**YOUR INSTRUCTIONS**: Each record below must be written out again in exactly the same form.

*** MATERIAL TO PROCESS ***

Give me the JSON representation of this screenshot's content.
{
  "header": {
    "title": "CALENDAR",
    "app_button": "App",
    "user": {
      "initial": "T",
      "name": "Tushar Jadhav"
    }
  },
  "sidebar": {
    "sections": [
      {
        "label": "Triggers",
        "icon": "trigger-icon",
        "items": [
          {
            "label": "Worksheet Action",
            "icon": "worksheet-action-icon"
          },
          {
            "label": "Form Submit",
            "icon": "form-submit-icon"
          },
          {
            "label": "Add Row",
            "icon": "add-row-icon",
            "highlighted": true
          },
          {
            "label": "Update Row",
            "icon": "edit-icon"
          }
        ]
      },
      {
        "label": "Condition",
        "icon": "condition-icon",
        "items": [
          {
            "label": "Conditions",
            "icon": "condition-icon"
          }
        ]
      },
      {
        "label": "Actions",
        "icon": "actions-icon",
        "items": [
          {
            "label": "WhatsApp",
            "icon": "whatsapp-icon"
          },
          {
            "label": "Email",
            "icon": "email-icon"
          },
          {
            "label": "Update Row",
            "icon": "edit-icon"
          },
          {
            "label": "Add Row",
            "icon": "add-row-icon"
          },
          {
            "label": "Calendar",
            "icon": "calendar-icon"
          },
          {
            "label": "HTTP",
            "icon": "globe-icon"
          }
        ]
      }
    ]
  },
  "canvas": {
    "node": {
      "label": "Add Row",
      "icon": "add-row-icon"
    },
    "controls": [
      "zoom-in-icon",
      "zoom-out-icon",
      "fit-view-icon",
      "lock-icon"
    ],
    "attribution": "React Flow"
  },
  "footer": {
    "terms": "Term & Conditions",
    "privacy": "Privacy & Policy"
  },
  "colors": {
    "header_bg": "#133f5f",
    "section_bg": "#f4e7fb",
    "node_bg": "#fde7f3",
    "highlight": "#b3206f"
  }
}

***

**WRITTEN ANSWER**:
Give me the JSON representation of this screenshot's content.
{
  "header": {
    "title": "CALENDAR",
    "app_button": "App",
    "user": {
      "initial": "T",
      "name": "Tushar Jadhav"
    }
  },
  "sidebar": {
    "sections": [
      {
        "label": "Triggers",
        "icon": "trigger-icon",
        "items": [
          {
            "label": "Worksheet Action",
            "icon": "worksheet-action-icon"
          },
          {
            "label": "Form Submit",
            "icon": "form-submit-icon"
          },
          {
            "label": "Add Row",
            "icon": "add-row-icon",
            "highlighted": true
          },
          {
            "label": "Update Row",
            "icon": "edit-icon"
          }
        ]
      },
      {
        "label": "Condition",
        "icon": "condition-icon",
        "items": [
          {
            "label": "Conditions",
            "icon": "condition-icon"
          }
        ]
      },
      {
        "label": "Actions",
        "icon": "actions-icon",
        "items": [
          {
            "label": "WhatsApp",
            "icon": "whatsapp-icon"
          },
          {
            "label": "Email",
            "icon": "email-icon"
          },
          {
            "label": "Update Row",
            "icon": "edit-icon"
          },
          {
            "label": "Add Row",
            "icon": "add-row-icon"
          },
          {
            "label": "Calendar",
            "icon": "calendar-icon"
          },
          {
            "label": "HTTP",
            "icon": "globe-icon"
          }
        ]
      }
    ]
  },
  "canvas": {
    "node": {
      "label": "Add Row",
      "icon": "add-row-icon"
    },
    "controls": [
      "zoom-in-icon",
      "zoom-out-icon",
      "fit-view-icon",
      "lock-icon"
    ],
    "attribution": "React Flow"
  },
  "footer": {
    "terms": "Term & Conditions",
    "privacy": "Privacy & Policy"
  },
  "colors": {
    "header_bg": "#133f5f",
    "section_bg": "#f4e7fb",
    "node_bg": "#fde7f3",
    "highlight": "#b3206f"
  }
}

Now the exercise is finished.